Modified separators coated with a Ca(OH)2–carbon framework derived from crab shells for lithium–sulfur batteries

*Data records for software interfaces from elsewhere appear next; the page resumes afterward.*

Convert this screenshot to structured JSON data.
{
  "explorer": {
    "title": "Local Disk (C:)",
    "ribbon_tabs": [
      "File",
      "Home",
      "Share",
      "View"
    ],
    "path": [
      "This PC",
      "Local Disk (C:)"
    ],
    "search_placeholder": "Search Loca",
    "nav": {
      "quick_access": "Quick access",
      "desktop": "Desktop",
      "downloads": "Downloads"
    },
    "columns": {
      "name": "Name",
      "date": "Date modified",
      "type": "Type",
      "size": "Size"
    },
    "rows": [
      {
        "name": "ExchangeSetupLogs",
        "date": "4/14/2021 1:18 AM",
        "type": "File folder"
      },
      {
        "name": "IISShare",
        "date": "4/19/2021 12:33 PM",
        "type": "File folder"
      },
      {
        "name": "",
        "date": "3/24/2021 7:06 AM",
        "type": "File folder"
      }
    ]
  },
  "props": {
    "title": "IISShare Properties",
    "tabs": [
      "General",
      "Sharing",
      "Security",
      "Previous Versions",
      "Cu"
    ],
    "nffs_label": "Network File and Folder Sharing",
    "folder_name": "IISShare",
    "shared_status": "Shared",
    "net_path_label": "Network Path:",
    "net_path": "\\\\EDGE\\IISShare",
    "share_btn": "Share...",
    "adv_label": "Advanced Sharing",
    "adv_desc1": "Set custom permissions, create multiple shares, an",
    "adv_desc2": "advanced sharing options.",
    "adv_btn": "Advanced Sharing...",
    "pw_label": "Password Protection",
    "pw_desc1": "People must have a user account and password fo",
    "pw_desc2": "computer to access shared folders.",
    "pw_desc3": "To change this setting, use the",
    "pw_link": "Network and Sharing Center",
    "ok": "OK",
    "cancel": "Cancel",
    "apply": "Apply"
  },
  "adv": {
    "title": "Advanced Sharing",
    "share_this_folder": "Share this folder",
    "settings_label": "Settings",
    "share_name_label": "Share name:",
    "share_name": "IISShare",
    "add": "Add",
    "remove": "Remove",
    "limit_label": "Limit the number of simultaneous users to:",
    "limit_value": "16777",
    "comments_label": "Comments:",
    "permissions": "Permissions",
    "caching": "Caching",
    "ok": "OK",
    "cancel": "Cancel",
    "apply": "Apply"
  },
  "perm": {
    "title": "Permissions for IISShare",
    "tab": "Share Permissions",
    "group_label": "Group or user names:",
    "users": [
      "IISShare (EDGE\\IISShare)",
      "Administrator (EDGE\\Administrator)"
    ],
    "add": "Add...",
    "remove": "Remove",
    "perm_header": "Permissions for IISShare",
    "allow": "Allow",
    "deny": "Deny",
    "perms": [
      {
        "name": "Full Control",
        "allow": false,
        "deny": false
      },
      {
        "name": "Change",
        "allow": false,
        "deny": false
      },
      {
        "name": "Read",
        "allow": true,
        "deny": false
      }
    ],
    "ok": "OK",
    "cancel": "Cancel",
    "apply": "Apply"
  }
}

Lithium–sulfur (Li–S) batteries have been considered as promising candidates for next-generation energy storage owing to the remarkably high theoretical specific capacity and energy density of sulfur. However, the shuttle effect of lithium polysulfides hampers their commercial application. Here, a Ca(OH)2–carbon framework derived from crab shells is successfully used to design a modified separator for Li–S batteries. Benefiting from the effective dispersal of Ca(OH)2 in the conductive carbon framework, the Ca(OH)2–carbon framework confers two benefits: first, it facilitates electron and ion transfer during redox reactions, and second, it efficiently traps the dissolved polysulfides. An enhanced Li–S performance is achieved by the utilization of a Ca(OH)2–carbon framework-modified separator, resulting in an initial capacity of 1215 mA h g−1 and a high reversible capacity of 873.5 mA h g−1 after 250 cycles at a rate of 0.5C. The results of this work show that Ca(OH)2–carbon frameworks derived from crab shells could be promising nanostructured materials to improve the performance of Li–S batteries.